Copy every record verbatim but exclude the pictures.

[SOURCE RECORDS Boundary: Start]

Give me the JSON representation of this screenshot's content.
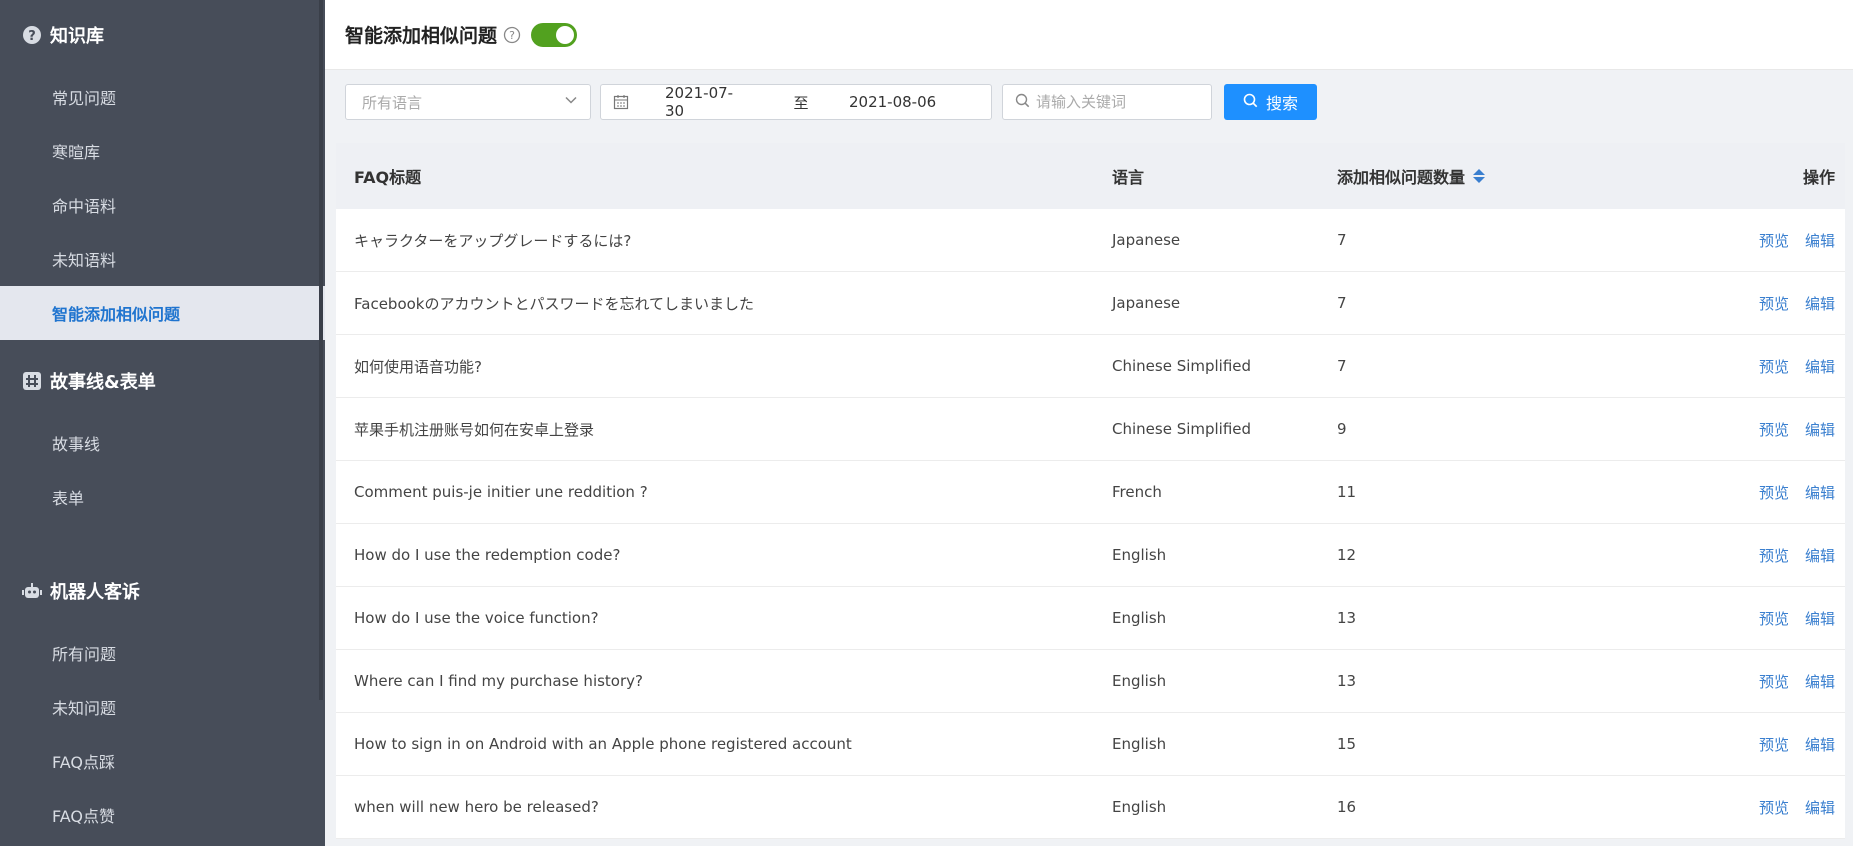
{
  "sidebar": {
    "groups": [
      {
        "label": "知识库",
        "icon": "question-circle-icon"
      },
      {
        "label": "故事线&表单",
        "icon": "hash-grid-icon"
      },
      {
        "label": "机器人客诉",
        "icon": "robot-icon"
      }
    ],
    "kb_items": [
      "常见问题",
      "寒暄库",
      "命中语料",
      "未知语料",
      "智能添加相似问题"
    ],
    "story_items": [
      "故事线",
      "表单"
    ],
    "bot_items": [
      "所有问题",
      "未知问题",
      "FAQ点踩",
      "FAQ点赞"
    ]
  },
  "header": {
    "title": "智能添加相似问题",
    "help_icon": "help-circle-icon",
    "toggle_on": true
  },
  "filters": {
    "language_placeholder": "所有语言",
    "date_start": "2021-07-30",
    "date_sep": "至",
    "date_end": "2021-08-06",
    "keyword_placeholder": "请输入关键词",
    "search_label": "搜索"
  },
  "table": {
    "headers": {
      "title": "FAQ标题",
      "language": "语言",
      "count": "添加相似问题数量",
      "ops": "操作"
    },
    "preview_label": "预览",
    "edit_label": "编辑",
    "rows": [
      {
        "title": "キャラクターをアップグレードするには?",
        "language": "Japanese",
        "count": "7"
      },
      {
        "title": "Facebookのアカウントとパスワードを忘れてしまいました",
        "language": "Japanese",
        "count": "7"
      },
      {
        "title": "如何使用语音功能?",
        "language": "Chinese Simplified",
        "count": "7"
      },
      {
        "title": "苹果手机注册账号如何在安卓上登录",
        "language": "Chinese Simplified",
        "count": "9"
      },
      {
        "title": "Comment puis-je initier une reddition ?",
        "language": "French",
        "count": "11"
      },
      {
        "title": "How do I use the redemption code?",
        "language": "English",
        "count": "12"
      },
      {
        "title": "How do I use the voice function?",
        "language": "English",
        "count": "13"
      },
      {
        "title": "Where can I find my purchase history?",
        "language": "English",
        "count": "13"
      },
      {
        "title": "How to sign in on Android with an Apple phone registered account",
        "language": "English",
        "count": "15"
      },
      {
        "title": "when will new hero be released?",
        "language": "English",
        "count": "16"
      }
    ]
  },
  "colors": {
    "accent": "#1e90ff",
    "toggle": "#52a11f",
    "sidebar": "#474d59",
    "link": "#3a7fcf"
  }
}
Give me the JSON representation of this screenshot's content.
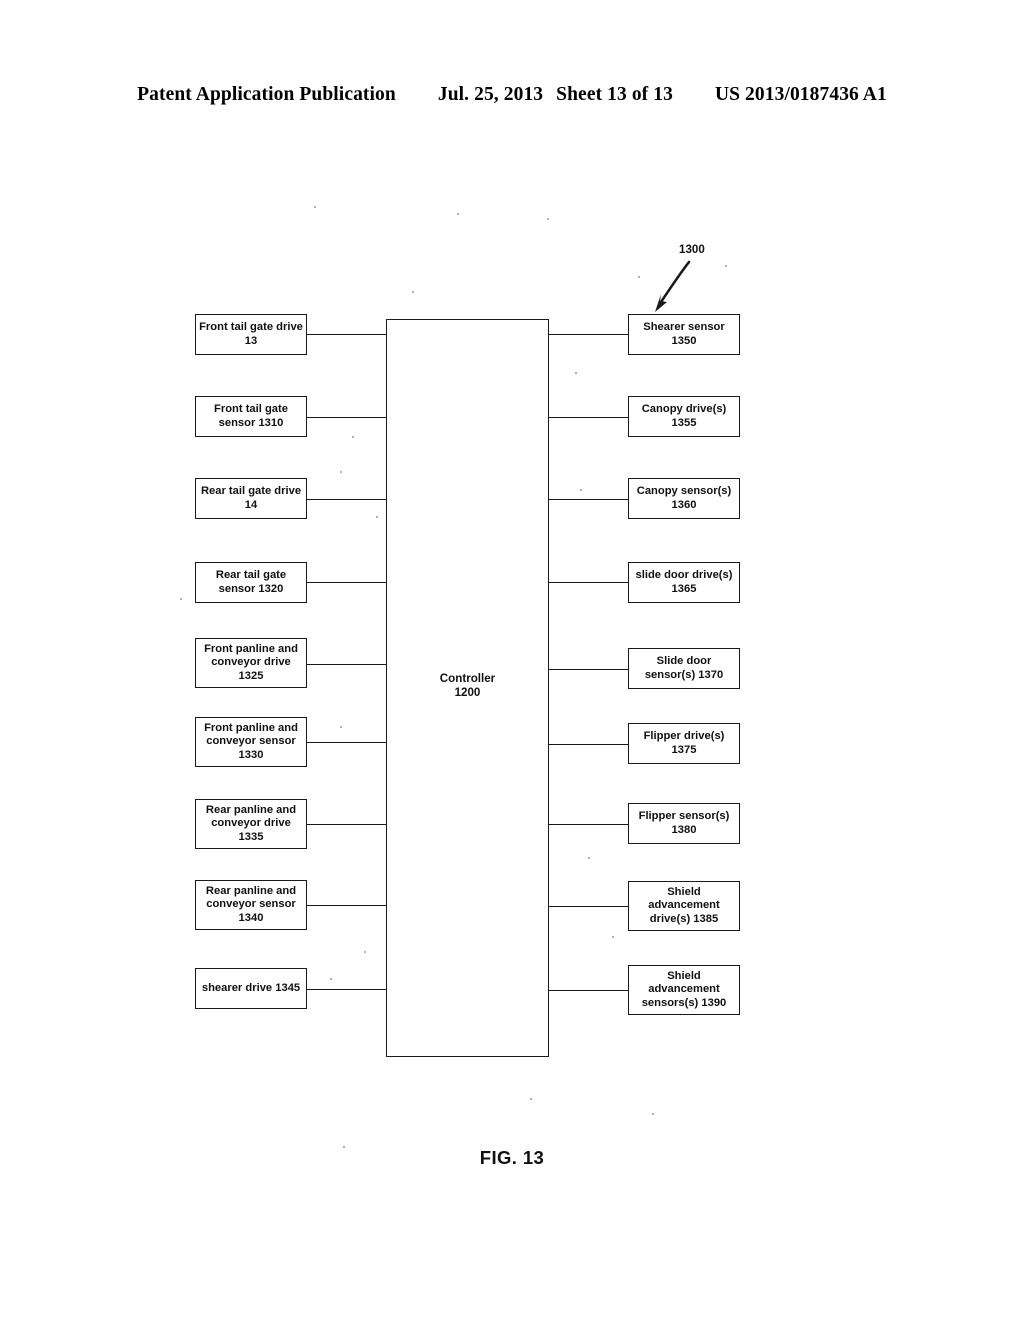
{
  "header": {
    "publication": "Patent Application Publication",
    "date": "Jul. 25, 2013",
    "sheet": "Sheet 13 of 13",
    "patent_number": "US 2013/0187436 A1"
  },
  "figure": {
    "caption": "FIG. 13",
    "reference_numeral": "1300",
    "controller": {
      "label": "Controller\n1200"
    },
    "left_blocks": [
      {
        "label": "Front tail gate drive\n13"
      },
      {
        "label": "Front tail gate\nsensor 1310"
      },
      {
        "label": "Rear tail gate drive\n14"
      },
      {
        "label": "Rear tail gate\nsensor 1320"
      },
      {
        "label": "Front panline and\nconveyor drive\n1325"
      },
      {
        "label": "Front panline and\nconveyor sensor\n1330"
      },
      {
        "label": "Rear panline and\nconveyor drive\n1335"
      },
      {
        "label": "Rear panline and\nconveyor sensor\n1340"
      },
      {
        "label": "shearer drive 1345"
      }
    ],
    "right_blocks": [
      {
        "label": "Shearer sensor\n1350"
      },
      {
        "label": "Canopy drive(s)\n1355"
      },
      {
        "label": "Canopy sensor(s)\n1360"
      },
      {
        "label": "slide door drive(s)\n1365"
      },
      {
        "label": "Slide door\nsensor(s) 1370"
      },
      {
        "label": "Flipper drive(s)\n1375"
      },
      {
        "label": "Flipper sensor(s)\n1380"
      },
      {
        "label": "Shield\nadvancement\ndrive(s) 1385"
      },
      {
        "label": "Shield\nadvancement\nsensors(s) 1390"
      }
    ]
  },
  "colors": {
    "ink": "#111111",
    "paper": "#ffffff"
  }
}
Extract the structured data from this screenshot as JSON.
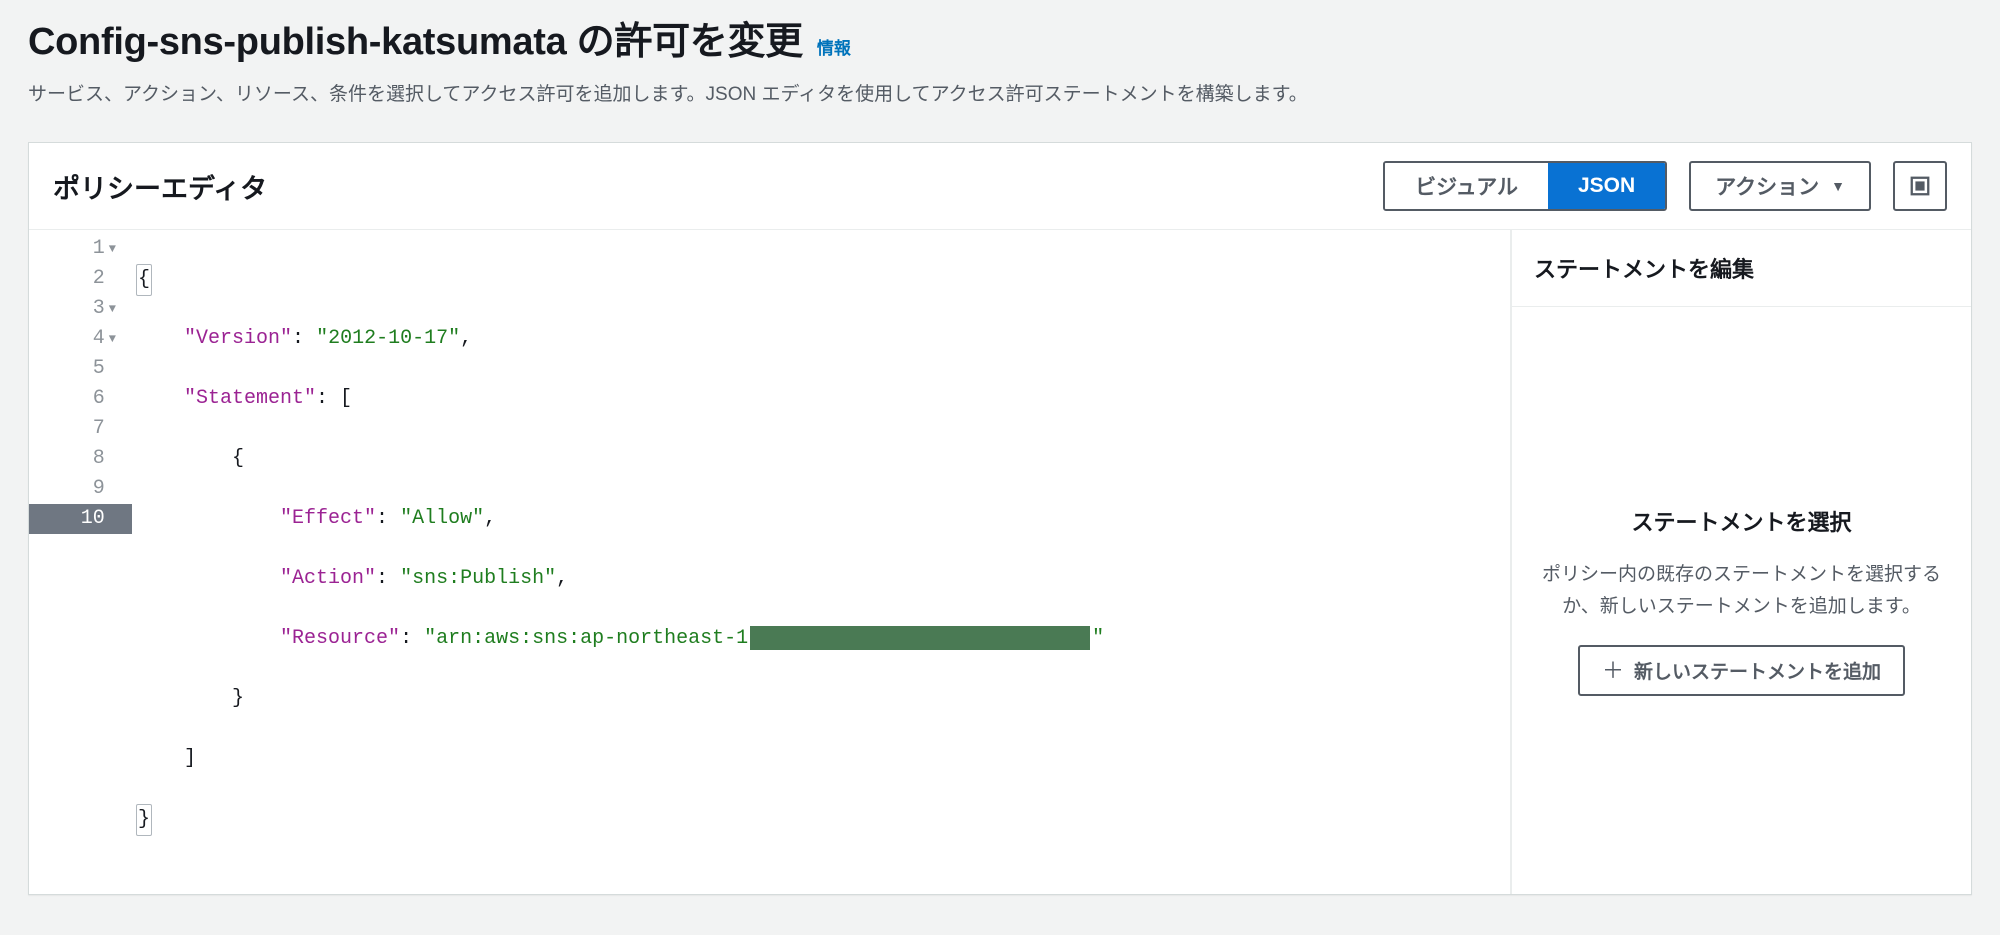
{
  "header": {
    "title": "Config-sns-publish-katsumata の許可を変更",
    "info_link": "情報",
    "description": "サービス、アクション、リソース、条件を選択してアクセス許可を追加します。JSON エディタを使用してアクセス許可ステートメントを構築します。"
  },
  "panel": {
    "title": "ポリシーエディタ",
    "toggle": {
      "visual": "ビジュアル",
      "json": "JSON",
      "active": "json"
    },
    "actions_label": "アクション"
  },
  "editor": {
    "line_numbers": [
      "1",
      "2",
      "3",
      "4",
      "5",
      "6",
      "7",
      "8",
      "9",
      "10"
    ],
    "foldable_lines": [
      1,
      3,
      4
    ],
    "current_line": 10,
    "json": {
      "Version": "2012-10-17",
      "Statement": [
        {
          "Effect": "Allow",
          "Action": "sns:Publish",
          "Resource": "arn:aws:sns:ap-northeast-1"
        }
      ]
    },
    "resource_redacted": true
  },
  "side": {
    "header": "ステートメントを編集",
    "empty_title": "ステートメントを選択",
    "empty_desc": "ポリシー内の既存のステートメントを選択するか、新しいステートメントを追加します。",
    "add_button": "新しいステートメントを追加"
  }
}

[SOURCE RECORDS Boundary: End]

SOLUTION BELOW:
Give me the JSON representation of this screenshot's content.
{
  "sidebar": {
    "groups": [
      {
        "label": "知识库",
        "icon": "question-circle-icon"
      },
      {
        "label": "故事线&表单",
        "icon": "hash-grid-icon"
      },
      {
        "label": "机器人客诉",
        "icon": "robot-icon"
      }
    ],
    "kb_items": [
      "常见问题",
      "寒暄库",
      "命中语料",
      "未知语料",
      "智能添加相似问题"
    ],
    "story_items": [
      "故事线",
      "表单"
    ],
    "bot_items": [
      "所有问题",
      "未知问题",
      "FAQ点踩",
      "FAQ点赞"
    ]
  },
  "header": {
    "title": "智能添加相似问题",
    "help_icon": "help-circle-icon",
    "toggle_on": true
  },
  "filters": {
    "language_placeholder": "所有语言",
    "date_start": "2021-07-30",
    "date_sep": "至",
    "date_end": "2021-08-06",
    "keyword_placeholder": "请输入关键词",
    "search_label": "搜索"
  },
  "table": {
    "headers": {
      "title": "FAQ标题",
      "language": "语言",
      "count": "添加相似问题数量",
      "ops": "操作"
    },
    "preview_label": "预览",
    "edit_label": "编辑",
    "rows": [
      {
        "title": "キャラクターをアップグレードするには?",
        "language": "Japanese",
        "count": "7"
      },
      {
        "title": "Facebookのアカウントとパスワードを忘れてしまいました",
        "language": "Japanese",
        "count": "7"
      },
      {
        "title": "如何使用语音功能?",
        "language": "Chinese Simplified",
        "count": "7"
      },
      {
        "title": "苹果手机注册账号如何在安卓上登录",
        "language": "Chinese Simplified",
        "count": "9"
      },
      {
        "title": "Comment puis-je initier une reddition ?",
        "language": "French",
        "count": "11"
      },
      {
        "title": "How do I use the redemption code?",
        "language": "English",
        "count": "12"
      },
      {
        "title": "How do I use the voice function?",
        "language": "English",
        "count": "13"
      },
      {
        "title": "Where can I find my purchase history?",
        "language": "English",
        "count": "13"
      },
      {
        "title": "How to sign in on Android with an Apple phone registered account",
        "language": "English",
        "count": "15"
      },
      {
        "title": "when will new hero be released?",
        "language": "English",
        "count": "16"
      }
    ]
  },
  "colors": {
    "accent": "#1e90ff",
    "toggle": "#52a11f",
    "sidebar": "#474d59",
    "link": "#3a7fcf"
  }
}
Give me the JSON representation of this screenshot's content.
{
  "header": {
    "publication": "Patent Application Publication",
    "date": "Jul. 25, 2013",
    "sheet": "Sheet 13 of 13",
    "patent_number": "US 2013/0187436 A1"
  },
  "figure": {
    "caption": "FIG. 13",
    "reference_numeral": "1300",
    "controller": {
      "label": "Controller\n1200"
    },
    "left_blocks": [
      {
        "label": "Front tail gate drive\n13"
      },
      {
        "label": "Front tail gate\nsensor 1310"
      },
      {
        "label": "Rear tail gate drive\n14"
      },
      {
        "label": "Rear tail gate\nsensor 1320"
      },
      {
        "label": "Front panline and\nconveyor drive\n1325"
      },
      {
        "label": "Front panline and\nconveyor sensor\n1330"
      },
      {
        "label": "Rear panline and\nconveyor drive\n1335"
      },
      {
        "label": "Rear panline and\nconveyor sensor\n1340"
      },
      {
        "label": "shearer drive 1345"
      }
    ],
    "right_blocks": [
      {
        "label": "Shearer sensor\n1350"
      },
      {
        "label": "Canopy drive(s)\n1355"
      },
      {
        "label": "Canopy sensor(s)\n1360"
      },
      {
        "label": "slide door drive(s)\n1365"
      },
      {
        "label": "Slide door\nsensor(s) 1370"
      },
      {
        "label": "Flipper drive(s)\n1375"
      },
      {
        "label": "Flipper sensor(s)\n1380"
      },
      {
        "label": "Shield\nadvancement\ndrive(s) 1385"
      },
      {
        "label": "Shield\nadvancement\nsensors(s) 1390"
      }
    ]
  },
  "colors": {
    "ink": "#111111",
    "paper": "#ffffff"
  }
}
Extract the structured data from this screenshot as JSON.
{
  "header": {
    "title": "Config-sns-publish-katsumata の許可を変更",
    "info_link": "情報",
    "description": "サービス、アクション、リソース、条件を選択してアクセス許可を追加します。JSON エディタを使用してアクセス許可ステートメントを構築します。"
  },
  "panel": {
    "title": "ポリシーエディタ",
    "toggle": {
      "visual": "ビジュアル",
      "json": "JSON",
      "active": "json"
    },
    "actions_label": "アクション"
  },
  "editor": {
    "line_numbers": [
      "1",
      "2",
      "3",
      "4",
      "5",
      "6",
      "7",
      "8",
      "9",
      "10"
    ],
    "foldable_lines": [
      1,
      3,
      4
    ],
    "current_line": 10,
    "json": {
      "Version": "2012-10-17",
      "Statement": [
        {
          "Effect": "Allow",
          "Action": "sns:Publish",
          "Resource": "arn:aws:sns:ap-northeast-1"
        }
      ]
    },
    "resource_redacted": true
  },
  "side": {
    "header": "ステートメントを編集",
    "empty_title": "ステートメントを選択",
    "empty_desc": "ポリシー内の既存のステートメントを選択するか、新しいステートメントを追加します。",
    "add_button": "新しいステートメントを追加"
  }
}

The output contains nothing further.